Although the phrase “active learning” has become popular in recent years, active learning techniques have been around for decades and are designed to engage students in the learning process.
When does active learning happen?
It’s important to include active learning activities in a class session. Assigning homework problems to be done outside of class technically fits the definition of active learning, but most people think about active learning as activities happening during class time.
Does active learning support student success?
Active learning can increase student participation, enthusiasm, and cognitive engagement! It’s a powerful approach to teaching and learning.
What is an example of active learning?
Active learning can be as simple as pausing a lecture and having students discuss the material in pairs or small groups, or as involved as team-based learning, and culminating course projects.
How do I get involved with active learning?
Check out our upcoming program offerings or apply to teach in the TILL to experiment with active learning! We are always looking to partner with new faculty.
Active Learning Opportunities at the TILL
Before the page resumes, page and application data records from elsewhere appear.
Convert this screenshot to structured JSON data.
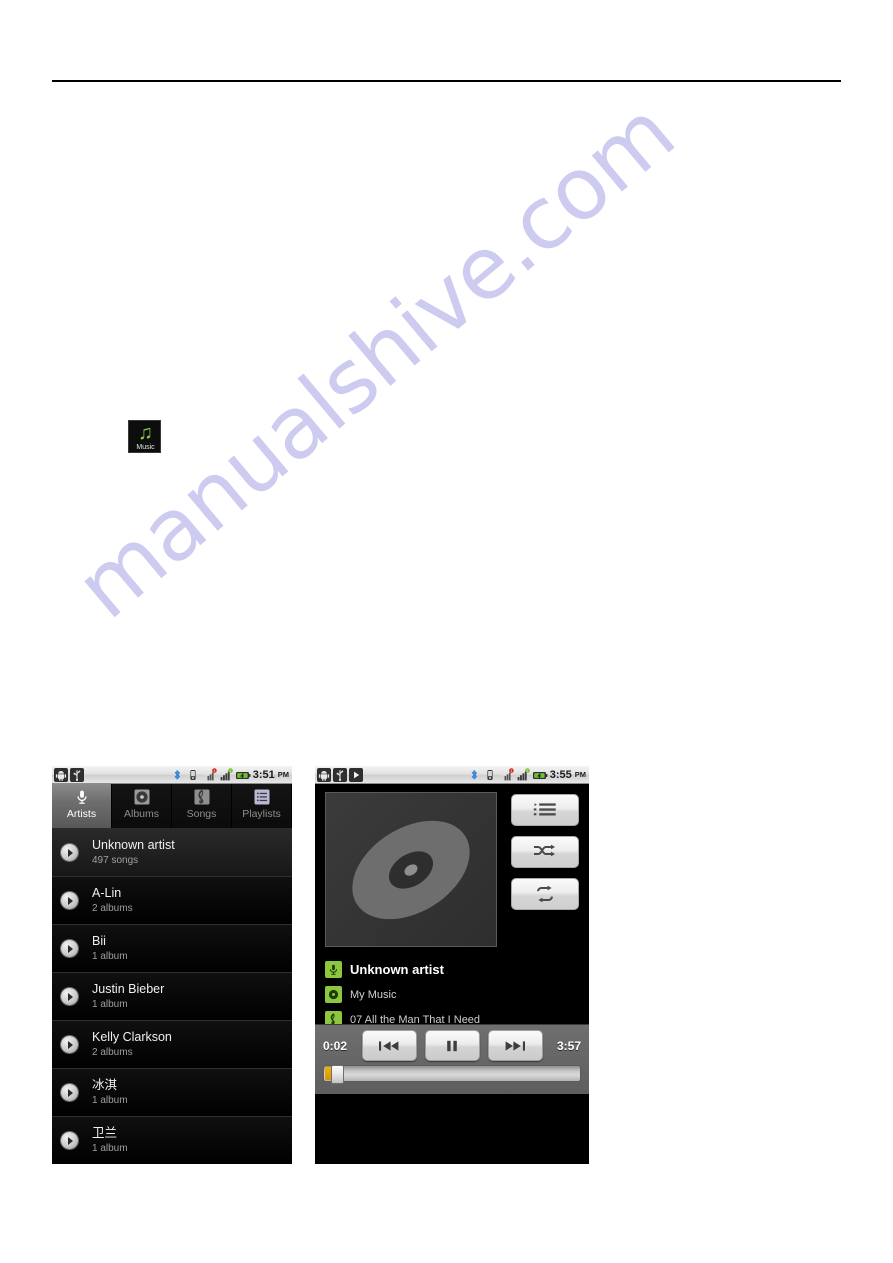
{
  "watermark": {
    "text": "manualshive.com",
    "color": "#c9c8ef"
  },
  "app_icon": {
    "label": "Music",
    "glyph": "♫",
    "accent": "#8dc63f"
  },
  "screens": {
    "library": {
      "status_bar": {
        "time": "3:51",
        "ampm": "PM",
        "left_icons": [
          "android-icon",
          "usb-icon"
        ],
        "right_icons": [
          "bluetooth-icon",
          "vibrate-icon",
          "no-sim-icon",
          "signal-icon",
          "battery-icon"
        ]
      },
      "tabs": [
        {
          "label": "Artists",
          "icon": "microphone-icon",
          "active": true
        },
        {
          "label": "Albums",
          "icon": "disc-icon",
          "active": false
        },
        {
          "label": "Songs",
          "icon": "treble-clef-icon",
          "active": false
        },
        {
          "label": "Playlists",
          "icon": "list-icon",
          "active": false
        }
      ],
      "artists": [
        {
          "name": "Unknown artist",
          "detail": "497 songs",
          "selected": true
        },
        {
          "name": "A-Lin",
          "detail": "2 albums",
          "selected": false
        },
        {
          "name": "Bii",
          "detail": "1 album",
          "selected": false
        },
        {
          "name": "Justin Bieber",
          "detail": "1 album",
          "selected": false
        },
        {
          "name": "Kelly Clarkson",
          "detail": "2 albums",
          "selected": false
        },
        {
          "name": "冰淇",
          "detail": "1 album",
          "selected": false
        },
        {
          "name": "卫兰",
          "detail": "1 album",
          "selected": false
        }
      ]
    },
    "player": {
      "status_bar": {
        "time": "3:55",
        "ampm": "PM",
        "left_icons": [
          "android-icon",
          "usb-icon",
          "play-icon"
        ],
        "right_icons": [
          "bluetooth-icon",
          "vibrate-icon",
          "no-sim-icon",
          "signal-icon",
          "battery-icon"
        ]
      },
      "album_art": {
        "icon": "disc-placeholder-icon"
      },
      "side_buttons": [
        {
          "name": "now-playing-list-button",
          "icon": "queue-list-icon"
        },
        {
          "name": "shuffle-button",
          "icon": "shuffle-icon"
        },
        {
          "name": "repeat-button",
          "icon": "repeat-icon"
        }
      ],
      "now_playing": {
        "artist": "Unknown artist",
        "album": "My Music",
        "track": "07 All the Man That I Need",
        "artist_icon": "microphone-icon",
        "album_icon": "disc-icon",
        "track_icon": "treble-clef-icon"
      },
      "transport": {
        "elapsed": "0:02",
        "duration": "3:57",
        "previous_label": "previous-button",
        "play_pause_label": "pause-button",
        "next_label": "next-button",
        "progress_percent": 1
      }
    }
  }
}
Start experimenting with active learning when you get involved in programs and events at the TILL. Learn more about each opportunity below.
Crouch, C. H., & Mazur, E. (2001). Peer instruction: Ten years of experience and results. American Journal of Physics, 69(9), 970–977.
Felder, R. M., & Brent, R. (2009). Active learning: An introduction. ASQ Higher Education Brief, 2(4), 1-5.
Hake, R. R. (1998). Interactive-engagement versus traditional methods: A six-thousand-student survey of mechanics test data for introductory physics courses. American Journal of Physics, 66(1), 64–74.
Smith, K. A., Sheppard, S. D., Johnson, D. W., & Johnson, R. T. (2005). Pedagogies of Engagement: Classroom-Based Practices. Journal of Engineering Education, 94(1), 87–101.
Springer, L., Stanne, M. E., & Donovan, S. S. (1999). Effects of small-group learning on undergraduates in science, mathematics, engineering, and technology: A meta-analysis. Review of Educational Research, 69(1), 21–51.
Bishop, J. L., & Verleger, M. A. (2013, June). The flipped classroom: A survey of the research. In ASEE National Conference Proceedings, Atlanta, GA (Vol. 30, No. 9, pp. 1-18).
Bransford, J. D., Brown, A., & Cocking, R. (1999). How people learn: Mind, brain, experience, and school. Washington, DC: National Research Council.